Mycoplasma pneumonia is a lung infection caused by the bacteria mycoplasma pneumoniae.

The Ohio outbreak is in part driven by mycoplasma pneumonia, NBC News reported. The condition is sometimes referred to as “white lung syndrome,” but experts stress that that’s not a medical term, nor does it refer to a new illness.

Mycoplasma pneumonia is also called “walking pneumonia” because it’s often less serious and patients are more active, Lockwood explains. “In Ohio ... I was reassured when I heard that (mycoplasma) might be the type of pneumonia we’re seeing more of because traditionally it’s more mild,” she adds.

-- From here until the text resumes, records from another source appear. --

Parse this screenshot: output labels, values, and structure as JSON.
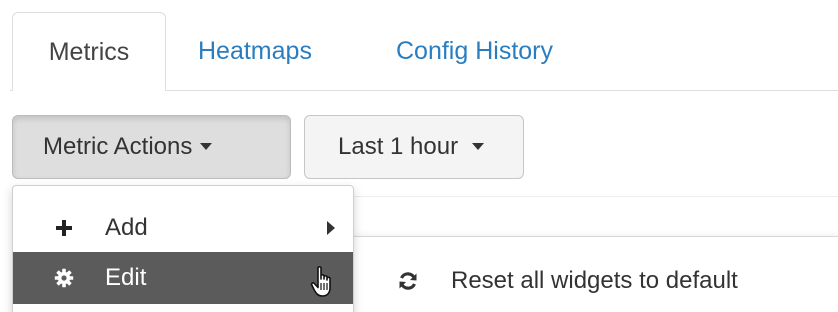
{
  "tabs": [
    {
      "label": "Metrics",
      "active": true
    },
    {
      "label": "Heatmaps",
      "active": false
    },
    {
      "label": "Config History",
      "active": false
    }
  ],
  "toolbar": {
    "metric_actions_label": "Metric Actions",
    "time_range_label": "Last 1 hour"
  },
  "metric_actions_menu": {
    "items": [
      {
        "label": "Add",
        "icon": "plus-icon",
        "has_submenu": true
      },
      {
        "label": "Edit",
        "icon": "gear-icon",
        "highlighted": true
      }
    ]
  },
  "edit_submenu": {
    "items": [
      {
        "label": "Reset all widgets to default",
        "icon": "refresh-icon"
      }
    ]
  },
  "colors": {
    "link": "#2a7ec0",
    "highlight_bg": "#5b5b5b",
    "highlight_text": "#ffffff",
    "active_button_bg": "#dedede"
  },
  "icons": {
    "cursor": "hand-pointer-icon"
  }
}
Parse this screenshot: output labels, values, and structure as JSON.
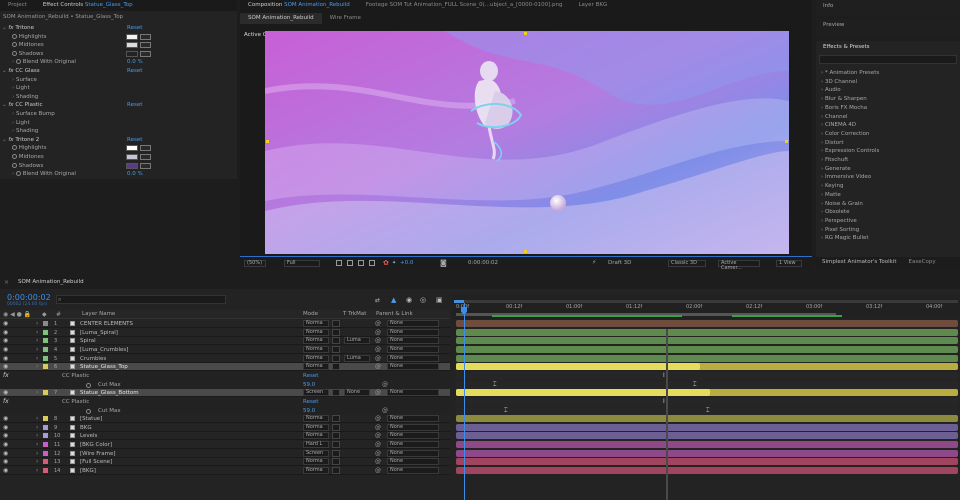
{
  "top_tabs": {
    "project": "Project",
    "effect_controls_prefix": "Effect Controls",
    "effect_controls_layer": "Statue_Glass_Top",
    "composition_prefix": "Composition",
    "composition_name": "SOM Animation_Rebuild",
    "footage": "Footage SOM Tut Animation_FULL Scene_0(...ubject_a_[0000-0100].png",
    "layer": "Layer BKG",
    "info": "Info",
    "preview": "Preview"
  },
  "effect_controls": {
    "breadcrumb": "SOM Animation_Rebuild • Statue_Glass_Top",
    "effects": [
      {
        "name": "Tritone",
        "reset": "Reset",
        "props": [
          "Highlights",
          "Midtones",
          "Shadows"
        ],
        "blend_label": "Blend With Original",
        "blend_value": "0.0 %",
        "colors": [
          "#f2f2f2",
          "#dcdcdc",
          "#222222"
        ]
      },
      {
        "name": "CC Glass",
        "reset": "Reset",
        "props": [
          "Surface",
          "Light",
          "Shading"
        ]
      },
      {
        "name": "CC Plastic",
        "reset": "Reset",
        "props": [
          "Surface Bump",
          "Light",
          "Shading"
        ]
      },
      {
        "name": "Tritone 2",
        "reset": "Reset",
        "props": [
          "Highlights",
          "Midtones",
          "Shadows"
        ],
        "blend_label": "Blend With Original",
        "blend_value": "0.0 %",
        "colors": [
          "#ffffff",
          "#c9c4d4",
          "#5a3a86"
        ]
      }
    ]
  },
  "composition": {
    "subtabs": [
      "SOM Animation_Rebuild",
      "Wire Frame"
    ],
    "camera_label": "Active Camera (Camera)",
    "footer": {
      "zoom": "(50%)",
      "resolution": "Full",
      "exposure": "+0.0",
      "timecode": "0:00:00:02",
      "renderer": "Draft 3D",
      "renderer_mode": "Classic 3D",
      "camera": "Active Camer...",
      "views": "1 View"
    }
  },
  "effects_presets": {
    "title": "Effects & Presets",
    "items": [
      "* Animation Presets",
      "3D Channel",
      "Audio",
      "Blur & Sharpen",
      "Boris FX Mocha",
      "Channel",
      "CINEMA 4D",
      "Color Correction",
      "Distort",
      "Expression Controls",
      "Fitschuft",
      "Generate",
      "Immersive Video",
      "Keying",
      "Matte",
      "Noise & Grain",
      "Obsolete",
      "Perspective",
      "Pixel Sorting",
      "RG Magic Bullet"
    ],
    "bottom_tabs": [
      "Simplest Animator's Toolkit",
      "EaseCopy"
    ]
  },
  "timeline": {
    "tab": "SOM Animation_Rebuild",
    "timecode": "0:00:00:02",
    "subcode": "00002 (24.00 fps)",
    "headers": {
      "layer_name": "Layer Name",
      "mode": "Mode",
      "trkmat": "T TrkMat",
      "parent": "Parent & Link"
    },
    "ruler": [
      "0:00f",
      "00:12f",
      "01:00f",
      "01:12f",
      "02:00f",
      "02:12f",
      "03:00f",
      "03:12f",
      "04:00f"
    ],
    "layers": [
      {
        "num": "1",
        "name": "CENTER ELEMENTS",
        "mode": "Norma",
        "trk": "",
        "parent": "None",
        "color": "#8a8a8a",
        "bar": "#6e4d3f"
      },
      {
        "num": "2",
        "name": "[Luma_Spiral]",
        "mode": "Norma",
        "trk": "",
        "parent": "None",
        "color": "#7cc47c",
        "bar": "#5e8a4e"
      },
      {
        "num": "3",
        "name": "Spiral",
        "mode": "Norma",
        "trk": "Luma",
        "parent": "None",
        "color": "#7cc47c",
        "bar": "#5e8a4e"
      },
      {
        "num": "4",
        "name": "[Luma_Crumbles]",
        "mode": "Norma",
        "trk": "",
        "parent": "None",
        "color": "#7cc47c",
        "bar": "#5e8a4e"
      },
      {
        "num": "5",
        "name": "Crumbles",
        "mode": "Norma",
        "trk": "Luma",
        "parent": "None",
        "color": "#7cc47c",
        "bar": "#5e8a4e"
      },
      {
        "num": "6",
        "name": "Statue_Glass_Top",
        "mode": "Norma",
        "trk": "",
        "parent": "None",
        "color": "#d8cc5a",
        "bar": "#b8ad3e",
        "selected": true
      },
      {
        "num": "7",
        "name": "Statue_Glass_Bottom",
        "mode": "Screen",
        "trk": "None",
        "parent": "None",
        "color": "#d8cc5a",
        "bar": "#b8ad3e",
        "selected": true
      },
      {
        "num": "8",
        "name": "[Statue]",
        "mode": "Norma",
        "trk": "",
        "parent": "None",
        "color": "#d8cc5a",
        "bar": "#8c8a3e"
      },
      {
        "num": "9",
        "name": "BKG",
        "mode": "Norma",
        "trk": "",
        "parent": "None",
        "color": "#a99ad8",
        "bar": "#6c5f94"
      },
      {
        "num": "10",
        "name": "Levels",
        "mode": "Norma",
        "trk": "",
        "parent": "None",
        "color": "#a99ad8",
        "bar": "#6c5f94"
      },
      {
        "num": "11",
        "name": "[BKG Color]",
        "mode": "Hard L",
        "trk": "",
        "parent": "None",
        "color": "#c95ec4",
        "bar": "#8e4a88"
      },
      {
        "num": "12",
        "name": "[Wire Frame]",
        "mode": "Screen",
        "trk": "",
        "parent": "None",
        "color": "#c95ec4",
        "bar": "#8e4a88"
      },
      {
        "num": "13",
        "name": "[Full Scene]",
        "mode": "Norma",
        "trk": "",
        "parent": "None",
        "color": "#d85a7a",
        "bar": "#a14460"
      },
      {
        "num": "14",
        "name": "[BKG]",
        "mode": "Norma",
        "trk": "",
        "parent": "None",
        "color": "#d85a7a",
        "bar": "#a14460"
      }
    ],
    "sub_rows": {
      "cc_plastic": "CC Plastic",
      "reset": "Reset",
      "cut_max": "Cut Max",
      "cut_value": "59.0"
    }
  }
}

Mycoplasma pneumonia is common and tends to cause outbreaks among certain communities or geographical areas in cycles, says Schaffer.

"Every three to seven years, there may be an increase of mycoplasma infections that sustains itself for one to two years and goes down," he adds. "No one knows (why). It just happens."

What is 'white lung syndrome'?

“White lung syndrome” or “white lung pneumonia” is a new buzzword being used to describe mycoplasma pneumonia on social media. But the experts stress that it's just a colloquial name and not a medical term. It likely comes from the way mycoplasma pneumonia looks on a chest X-ray — white blotches on the lungs, says Schaffner. “The inflammation makes the tissue more dense, so the X-rays don’t go all the way through and the pneumonia appears white,” he explains.

Walking pneumonia symptoms

The symptoms of pneumonia can vary depending on the germ that causes the infection, but early symptoms of viral and bacterial pneumonia are often similar and mimic those of a cold or flu. These include a headache, cough and congestion, says Schaffner.

Walking pneumonia, aka mycoplasma pneumonia, symptoms are similar to that of other types of pneumonia but milder.

Signs and symptoms of pneumonia include:

  • Fever
  • Chills
  • Cough that produces yellow, green or brown mucus
  • Shortness of breath
  • Fatigue
  • Rapid or shallow breathing
  • Fast heart rate
  • Wheezing
  • Chest pain with coughing or breathing
  • Loss of appetite
  • Abdominal pain
  • Nausea and vomiting

In infants, pneumonia may cause poor feeding, poor coordination, and harder breathing, says Lockwood. "Sometimes you see their chest muscles contracting or their chest rising and falling faster," Lockwood adds.

Another "red flag" that an illness could be pneumonia, according to Lockwood, is when respiratory symptoms (such as a cough) persist for more than seven to 10 days without any improvement or they return and worsen after getting better.

Pneumonia is often diagnosed using a chest X-ray, and blood tests can determine which germ is causing the infection. Typically pneumonia lasts about one to two weeks, but walking pneumonia can last up to four to six weeks, per the Cleveland Clinic.

When to see the doctor

Individuals at a higher risk of developing severe pneumonia or complications (infants, the elderly, immunocompromised people) should see a doctor if they have any symptoms, per the Mayo Clinic.

Everyone else should seek medical attention if they have severe, persistent symptoms or if they experience any of the following:

  • Difficulty breathing
  • High fever (over 102 degrees Fahrenheit)
  • Persistent fever
  • A cough that produces blood or pus
  • Blue lips or fingers due to lack of oxygen
  • Severe dehydration

The experts recommend parents call their child’s pediatrician if they have any concerns or questions.

Treatment for pneumonia depends on the cause, but often involves medications, such as antibiotics or antivirals, and supportive care like rest, fluids and over-the-counter medications, Narula says.

Most people can be treated for pneumonia at home, but some require hospitalization depending on the severity or their underlying health. Less than 1% of children end up in the hospital, says Lockwood.

"Reassuringly, pneumonia is something that the vast majority of kids are treated for outpatient and recover fully from," Lockwood adds. "It's not something most parents need to be very worried about, but they (should) know what to look out for."

There are vaccines available to protect against pneumonia caused by streptococcus pneumococcus, which are routinely given to children in the U.S. and available for certain adults, Schaffner notes.

The experts encourage everyone to stay up-to-date on vaccinations, including the new COVID-19 booster and seasonal flu shot.